3. The next substantial contention asserted by appellant is that the offense of which appellant is charged being a graded offense and there being no proof of the value of the property injured, the court erred in not instructing a verdict for the defendant, and under his assignment raising this question, the following proposition is submitted: "The offense being a graded offense and the grade of the offense depending upon the value of the property alleged to have been injured, and no value being proved, the jury had no right to assume that the defendant was guilty of the lowest grade of the offense." A sufficient answer to this contention is that this assignment was raised for the first time in appellant's brief; that said matter is not raised either by exception, nor was same called to the attention of the court in appellant's motion for a new trial. We think, under the provisions of article 723 of of the Code of Criminal Procedure, approved March 12, 1897, that this contention is not available to appellant. It was held in Bailey v. State, 45 S.W. Rep. 708, that where no exceptions were reserved to the charge of the court or the failure of the court to give requested charges either by bills of exception reserved at the time or in the motion for a new trial; that even if all the phases of the case are not sufficiently covered by the charges given, appellant is not in a condition to complain. Godwin v. State, 39 Tex.Crim. Rep.; Lucas v. State, 39 Tex.Crim. Rep.; Wright v. State, 39 Tex. Crim. 193; Magee v. State, 43 S.W. Rep. 512; Manning v. State, 46 Tex.Crim.
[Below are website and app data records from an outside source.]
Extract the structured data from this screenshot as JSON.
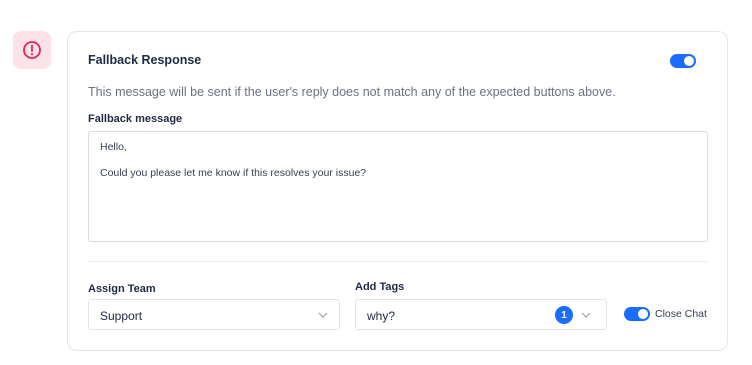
{
  "fallback": {
    "title": "Fallback Response",
    "enabled": true,
    "description": "This message will be sent if the user's reply does not match any of the expected buttons above.",
    "message_label": "Fallback message",
    "message_lines": [
      "Hello,",
      "Could you please let me know if this resolves your issue?"
    ]
  },
  "assign_team": {
    "label": "Assign Team",
    "selected": "Support"
  },
  "add_tags": {
    "label": "Add Tags",
    "selected": "why?",
    "count": "1"
  },
  "close_chat": {
    "label": "Close Chat",
    "enabled": true
  },
  "colors": {
    "accent": "#1a6dfa",
    "alert_bg": "#fde3e8",
    "alert_icon": "#e0245e"
  },
  "icons": {
    "alert": "exclamation-circle-icon",
    "chevron": "chevron-down-icon"
  }
}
Rep.; 81 S.W. Rep. 957. These cases are abundant authority, if any was needed, to sustain the proposition that this assignment of error as now presented cannot be considered.
Finding no error in the record, as presented, the judgment of the court below is affirmed.
Brooks, Judge, absent.